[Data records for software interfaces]
○ ○ ○ ○ ○ ○ ○

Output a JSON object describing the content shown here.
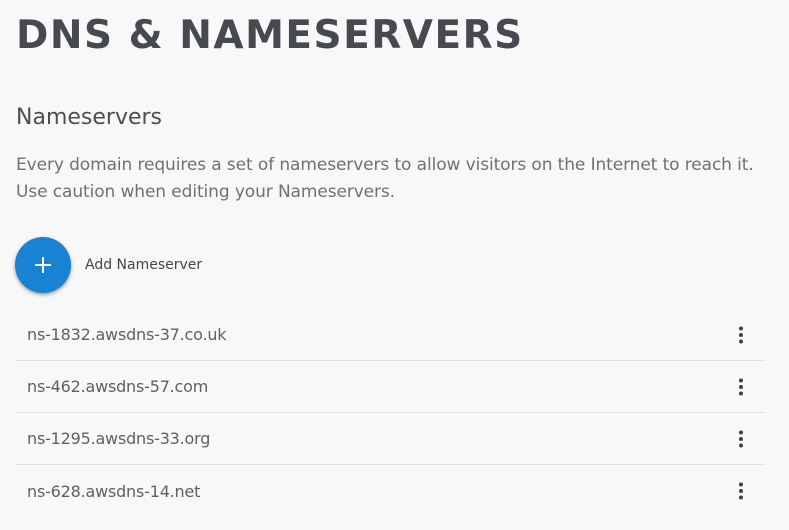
{
  "header": {
    "title": "DNS & NAMESERVERS"
  },
  "nameservers_section": {
    "title": "Nameservers",
    "description": "Every domain requires a set of nameservers to allow visitors on the Internet to reach it. Use caution when editing your Nameservers.",
    "add_button": {
      "icon": "plus-icon",
      "label": "Add Nameserver",
      "color": "#1783d2"
    },
    "nameservers": [
      {
        "name": "ns-1832.awsdns-37.co.uk",
        "menu_icon": "more-vertical-icon"
      },
      {
        "name": "ns-462.awsdns-57.com",
        "menu_icon": "more-vertical-icon"
      },
      {
        "name": "ns-1295.awsdns-33.org",
        "menu_icon": "more-vertical-icon"
      },
      {
        "name": "ns-628.awsdns-14.net",
        "menu_icon": "more-vertical-icon"
      }
    ]
  }
}
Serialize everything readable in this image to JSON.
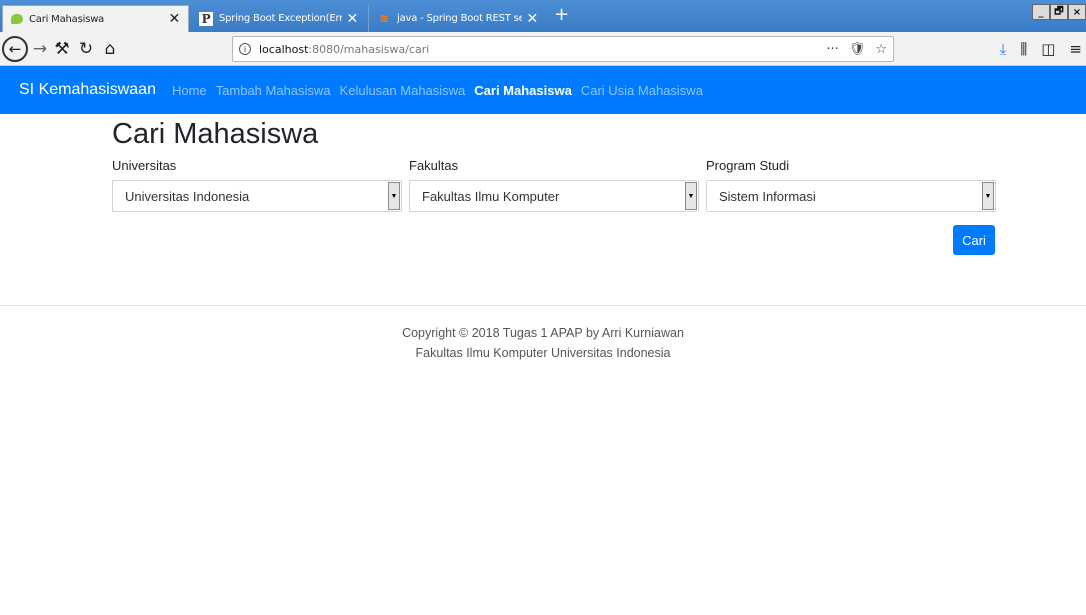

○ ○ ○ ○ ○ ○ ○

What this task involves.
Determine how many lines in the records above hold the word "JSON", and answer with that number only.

Task output.
2